▶ **What the task asks**
When a line of the records contains "основания", copy it.

▶ **Listed records**
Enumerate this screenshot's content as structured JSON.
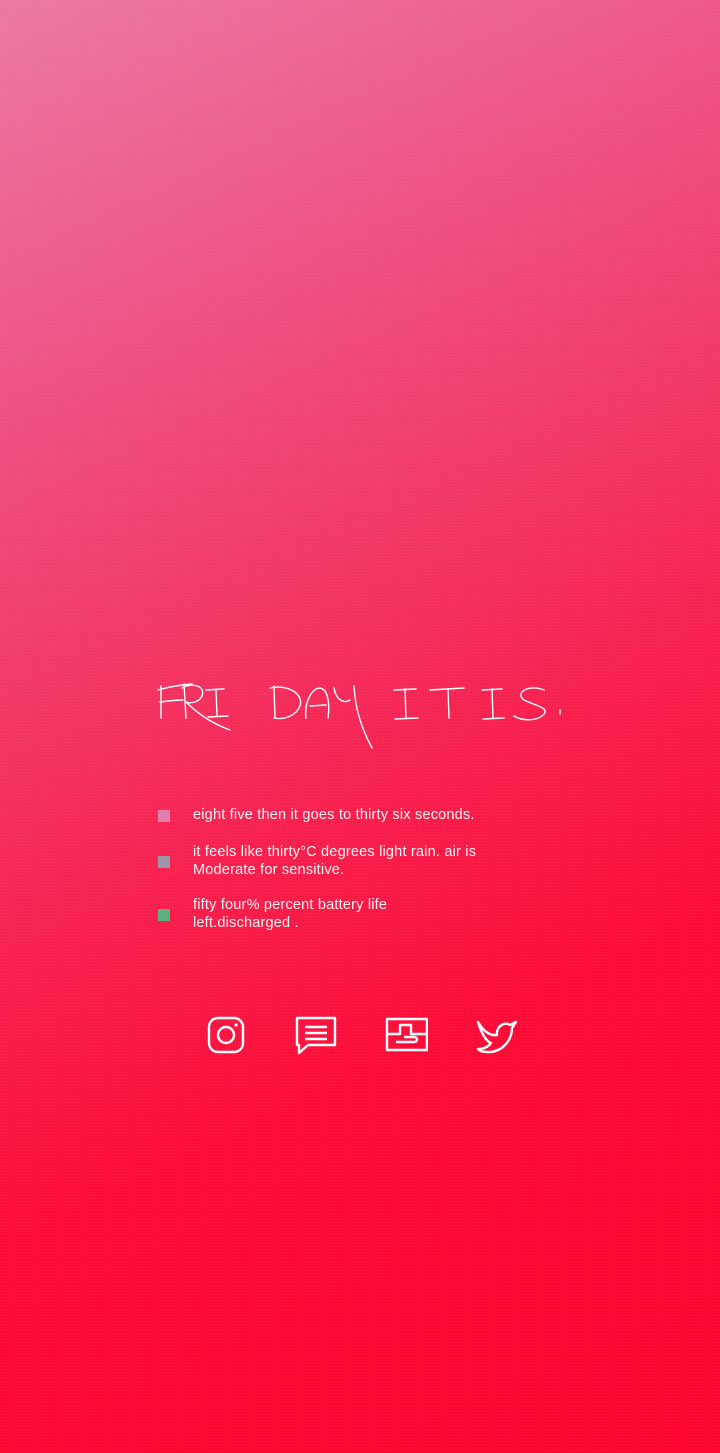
{
  "headline": {
    "text": "FRI DAY IT IS."
  },
  "info": {
    "items": [
      {
        "text": "eight five then it goes to thirty six seconds.",
        "bullet_color": "#e07fae"
      },
      {
        "text": "it feels like thirty°C degrees light rain. air is Moderate for sensitive.",
        "bullet_color": "#9e96a8"
      },
      {
        "text": "fifty four% percent battery life left.discharged .",
        "bullet_color": "#5db07f"
      }
    ]
  },
  "apps": {
    "icons": [
      "instagram-icon",
      "messages-icon",
      "mail-icon",
      "twitter-icon"
    ]
  },
  "colors": {
    "gradient_top": "#ec78a6",
    "gradient_bottom": "#ff0530",
    "text": "#fff3f6"
  }
}
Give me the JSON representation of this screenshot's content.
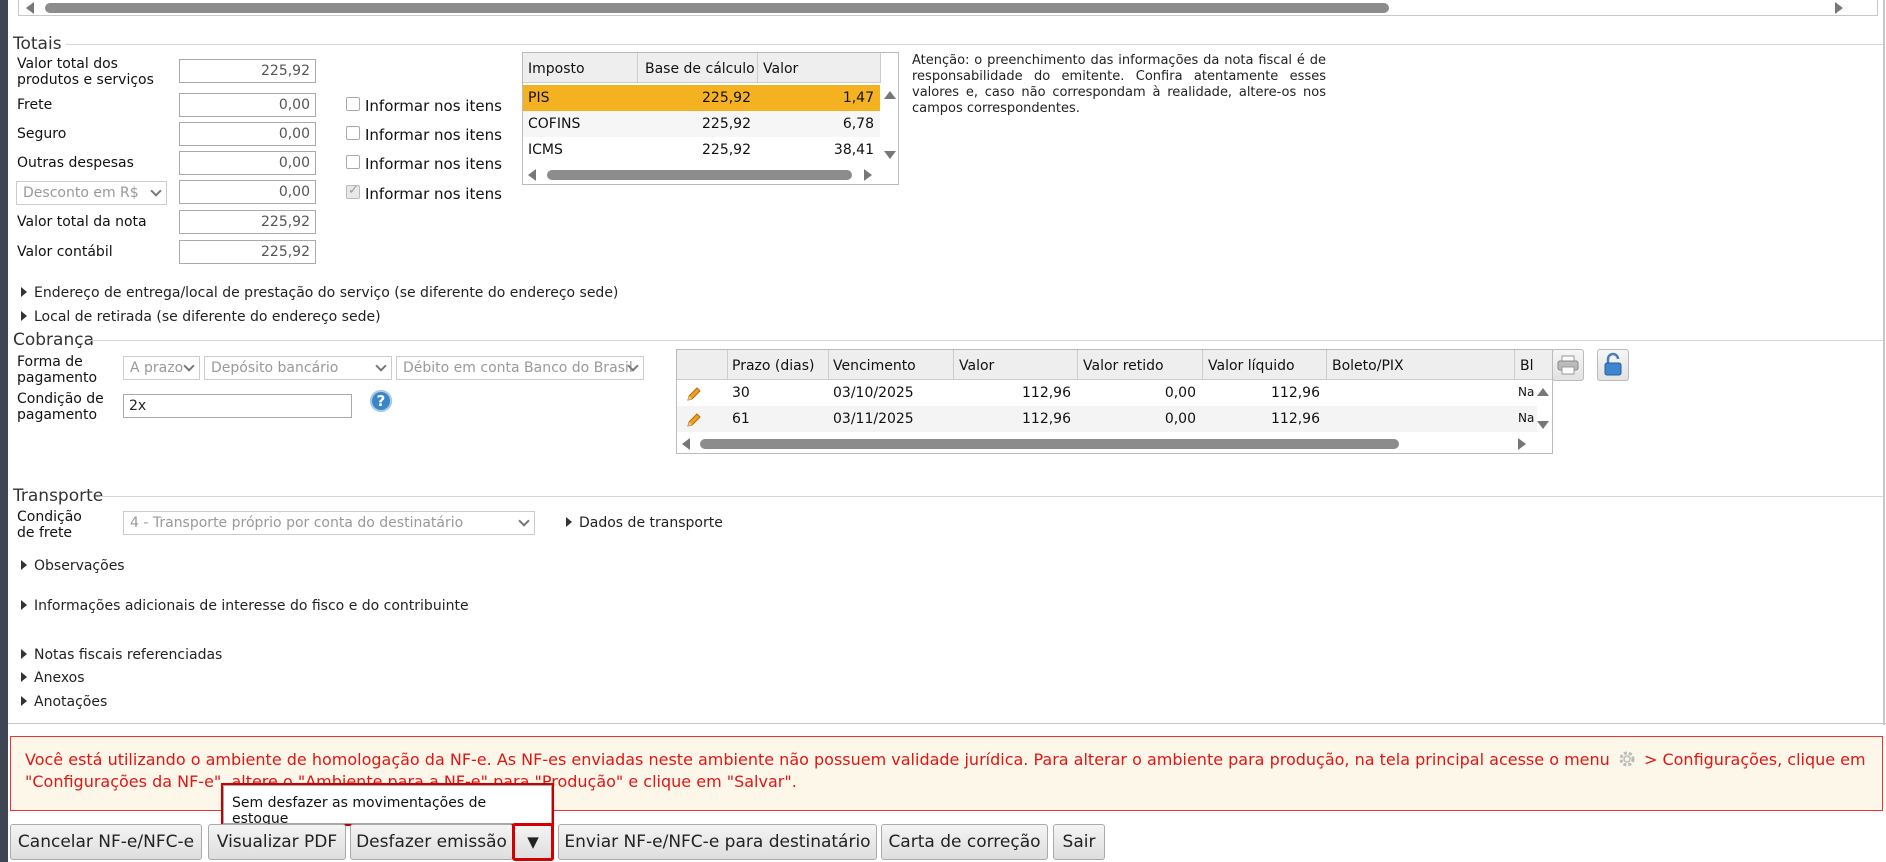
{
  "totais": {
    "title": "Totais",
    "valor_total_produtos_label": "Valor total dos produtos e serviços",
    "valor_total_produtos": "225,92",
    "frete_label": "Frete",
    "frete": "0,00",
    "seguro_label": "Seguro",
    "seguro": "0,00",
    "outras_despesas_label": "Outras despesas",
    "outras_despesas": "0,00",
    "desconto_select": "Desconto em R$",
    "desconto": "0,00",
    "valor_total_nota_label": "Valor total da nota",
    "valor_total_nota": "225,92",
    "valor_contabil_label": "Valor contábil",
    "valor_contabil": "225,92",
    "informar_nos_itens": "Informar nos itens"
  },
  "impostos": {
    "headers": [
      "Imposto",
      "Base de cálculo",
      "Valor"
    ],
    "rows": [
      {
        "imposto": "PIS",
        "base": "225,92",
        "valor": "1,47"
      },
      {
        "imposto": "COFINS",
        "base": "225,92",
        "valor": "6,78"
      },
      {
        "imposto": "ICMS",
        "base": "225,92",
        "valor": "38,41"
      }
    ],
    "selected_color": "#f5b220"
  },
  "atencao": "Atenção: o preenchimento das informações da nota fiscal é de responsabilidade do emitente. Confira atentamente esses valores e, caso não correspondam à realidade, altere-os nos campos correspondentes.",
  "expanders": {
    "endereco_entrega": "Endereço de entrega/local de prestação do serviço (se diferente do endereço sede)",
    "local_retirada": "Local de retirada (se diferente do endereço sede)",
    "dados_transporte": "Dados de transporte",
    "observacoes": "Observações",
    "info_adicionais": "Informações adicionais de interesse do fisco e do contribuinte",
    "notas_referenciadas": "Notas fiscais referenciadas",
    "anexos": "Anexos",
    "anotacoes": "Anotações"
  },
  "cobranca": {
    "title": "Cobrança",
    "forma_label": "Forma de pagamento",
    "forma_select_1": "A prazo",
    "forma_select_2": "Depósito bancário",
    "forma_select_3": "Débito em conta Banco do Brasil",
    "condicao_label": "Condição de pagamento",
    "condicao_value": "2x",
    "help": "?",
    "headers": [
      "Prazo (dias)",
      "Vencimento",
      "Valor",
      "Valor retido",
      "Valor líquido",
      "Boleto/PIX",
      "Bl"
    ],
    "rows": [
      {
        "prazo": "30",
        "vencimento": "03/10/2025",
        "valor": "112,96",
        "retido": "0,00",
        "liquido": "112,96",
        "boleto": "",
        "bl": "Na"
      },
      {
        "prazo": "61",
        "vencimento": "03/11/2025",
        "valor": "112,96",
        "retido": "0,00",
        "liquido": "112,96",
        "boleto": "",
        "bl": "Na"
      }
    ]
  },
  "transporte": {
    "title": "Transporte",
    "condicao_frete_label": "Condição de frete",
    "condicao_frete_value": "4 - Transporte próprio por conta do destinatário"
  },
  "aviso": {
    "text1": "Você está utilizando o ambiente de homologação da NF-e. As NF-es enviadas neste ambiente não possuem validade jurídica. Para alterar o ambiente para produção, na tela principal acesse o menu",
    "text2": "> Configurações,",
    "text3": "clique em \"Configurações da NF-e\", altere o \"Ambiente para a NF-e\" para \"Produção\" e clique em \"Salvar\"."
  },
  "dropdown": {
    "sem_desfazer": "Sem desfazer as movimentações de estoque"
  },
  "buttons": {
    "cancelar": "Cancelar NF-e/NFC-e",
    "visualizar": "Visualizar PDF",
    "desfazer": "Desfazer emissão",
    "dropdown_arrow": "▼",
    "enviar": "Enviar NF-e/NFC-e para destinatário",
    "carta": "Carta de correção",
    "sair": "Sair"
  }
}
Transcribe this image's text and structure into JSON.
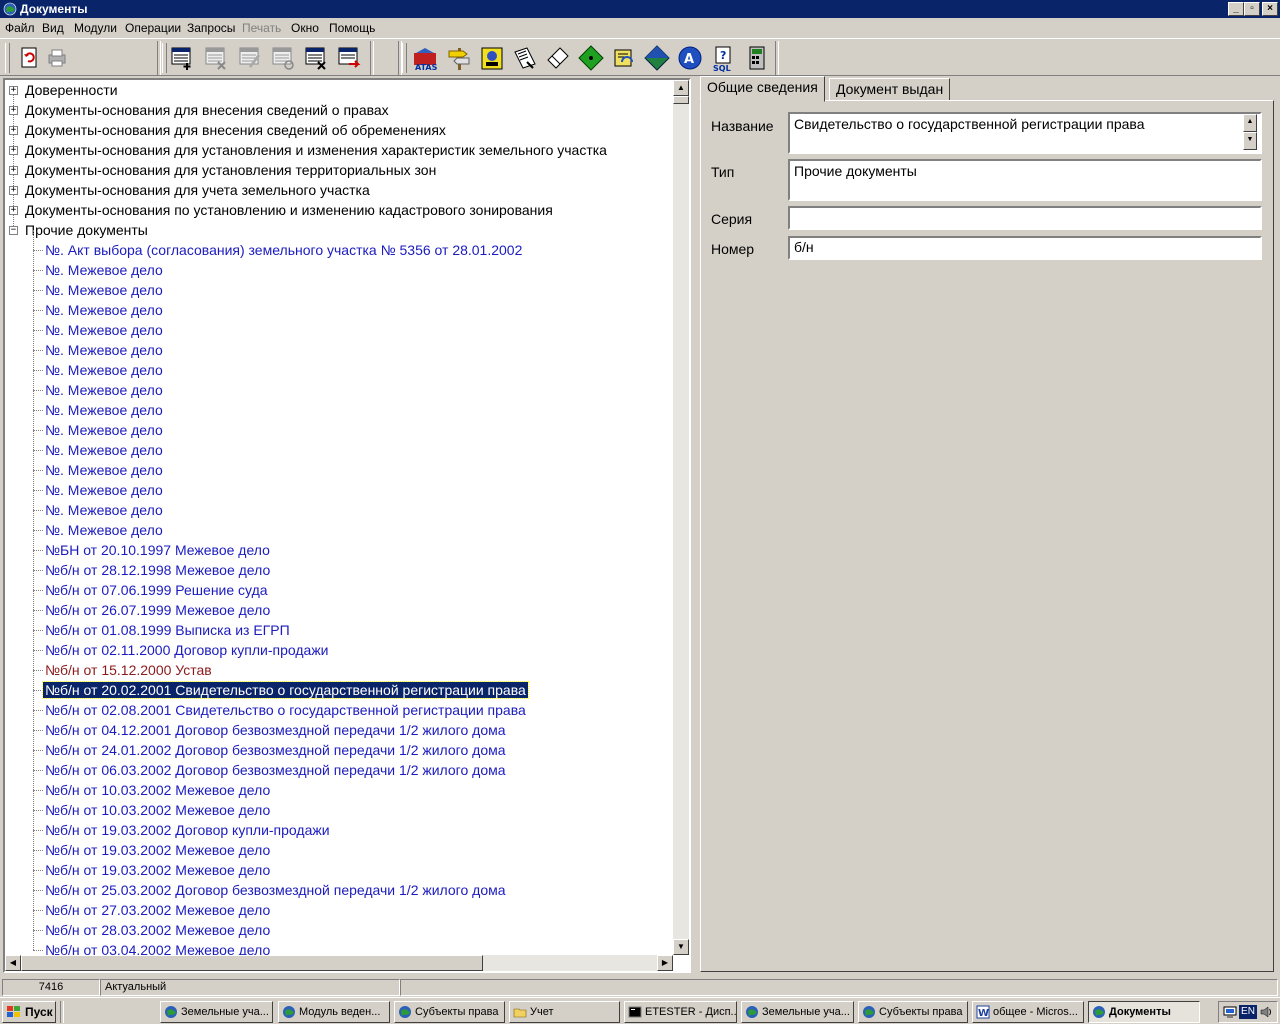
{
  "window": {
    "title": "Документы"
  },
  "menu": [
    {
      "label": "Файл",
      "disabled": false
    },
    {
      "label": "Вид",
      "disabled": false
    },
    {
      "label": "Модули",
      "disabled": false
    },
    {
      "label": "Операции",
      "disabled": false
    },
    {
      "label": "Запросы",
      "disabled": false
    },
    {
      "label": "Печать",
      "disabled": true
    },
    {
      "label": "Окно",
      "disabled": false
    },
    {
      "label": "Помощь",
      "disabled": false
    }
  ],
  "toolbar": {
    "icons": [
      "refresh-doc-icon",
      "print-icon",
      "add-record-icon",
      "delete-record-icon",
      "edit-record-icon",
      "view-record-icon",
      "cut-record-icon",
      "export-record-icon",
      "atlas-icon",
      "signpost-icon",
      "contacts-icon",
      "documents-icon",
      "eraser-icon",
      "green-diamond-icon",
      "refresh-note-icon",
      "map-diamond-icon",
      "compass-icon",
      "sql-query-icon",
      "calculator-icon"
    ]
  },
  "tree": {
    "groups": [
      "Доверенности",
      "Документы-основания для внесения сведений о правах",
      "Документы-основания для внесения сведений об обременениях",
      "Документы-основания для установления и изменения характеристик земельного участка",
      "Документы-основания для установления территориальных зон",
      "Документы-основания для учета земельного участка",
      "Документы-основания по установлению и изменению кадастрового зонирования",
      "Прочие документы"
    ],
    "documents": [
      "№. Акт выбора (согласования) земельного участка № 5356 от 28.01.2002",
      "№. Межевое дело",
      "№. Межевое дело",
      "№. Межевое дело",
      "№. Межевое дело",
      "№. Межевое дело",
      "№. Межевое дело",
      "№. Межевое дело",
      "№. Межевое дело",
      "№. Межевое дело",
      "№. Межевое дело",
      "№. Межевое дело",
      "№. Межевое дело",
      "№. Межевое дело",
      "№. Межевое дело",
      "№БН от 20.10.1997 Межевое дело",
      "№б/н от 28.12.1998 Межевое дело",
      "№б/н от 07.06.1999 Решение суда",
      "№б/н от 26.07.1999 Межевое дело",
      "№б/н от 01.08.1999 Выписка из ЕГРП",
      "№б/н от 02.11.2000 Договор купли-продажи",
      "№б/н от 15.12.2000 Устав",
      "№б/н от 20.02.2001 Свидетельство о государственной регистрации права",
      "№б/н от 02.08.2001 Свидетельство о государственной регистрации права",
      "№б/н от 04.12.2001 Договор безвозмездной передачи 1/2 жилого дома",
      "№б/н от 24.01.2002 Договор безвозмездной передачи 1/2 жилого дома",
      "№б/н от 06.03.2002 Договор безвозмездной передачи 1/2 жилого дома",
      "№б/н от 10.03.2002 Межевое дело",
      "№б/н от 10.03.2002 Межевое дело",
      "№б/н от 19.03.2002 Договор купли-продажи",
      "№б/н от 19.03.2002 Межевое дело",
      "№б/н от 19.03.2002 Межевое дело",
      "№б/н от 25.03.2002 Договор безвозмездной передачи 1/2 жилого дома",
      "№б/н от 27.03.2002 Межевое дело",
      "№б/н от 28.03.2002 Межевое дело",
      "№б/н от 03.04.2002 Межевое дело"
    ],
    "selected_index": 22,
    "highlighted_index": 21
  },
  "tabs": [
    "Общие сведения",
    "Документ выдан"
  ],
  "form": {
    "name_label": "Название",
    "name_value": "Свидетельство о государственной регистрации права",
    "type_label": "Тип",
    "type_value": "Прочие документы",
    "series_label": "Серия",
    "series_value": "",
    "number_label": "Номер",
    "number_value": "б/н"
  },
  "status": {
    "count": "7416",
    "state": "Актуальный"
  },
  "taskbar": {
    "start_label": "Пуск",
    "tasks": [
      {
        "label": "Земельные уча...",
        "active": false
      },
      {
        "label": "Модуль веден...",
        "active": false
      },
      {
        "label": "Субъекты права",
        "active": false
      },
      {
        "label": "Учет",
        "active": false
      },
      {
        "label": "ETESTER - Дисп...",
        "active": false
      },
      {
        "label": "Земельные уча...",
        "active": false
      },
      {
        "label": "Субъекты права",
        "active": false
      },
      {
        "label": "общее - Micros...",
        "active": false
      },
      {
        "label": "Документы",
        "active": true
      }
    ],
    "lang": "EN"
  }
}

▶ **Your response**
      "Документы-основания для внесения сведений о правах",
      "Документы-основания для внесения сведений об обременениях",
      "Документы-основания для установления и изменения характеристик земельного участка",
      "Документы-основания для установления территориальных зон",
      "Документы-основания для учета земельного участка",
      "Документы-основания по установлению и изменению кадастрового зонирования",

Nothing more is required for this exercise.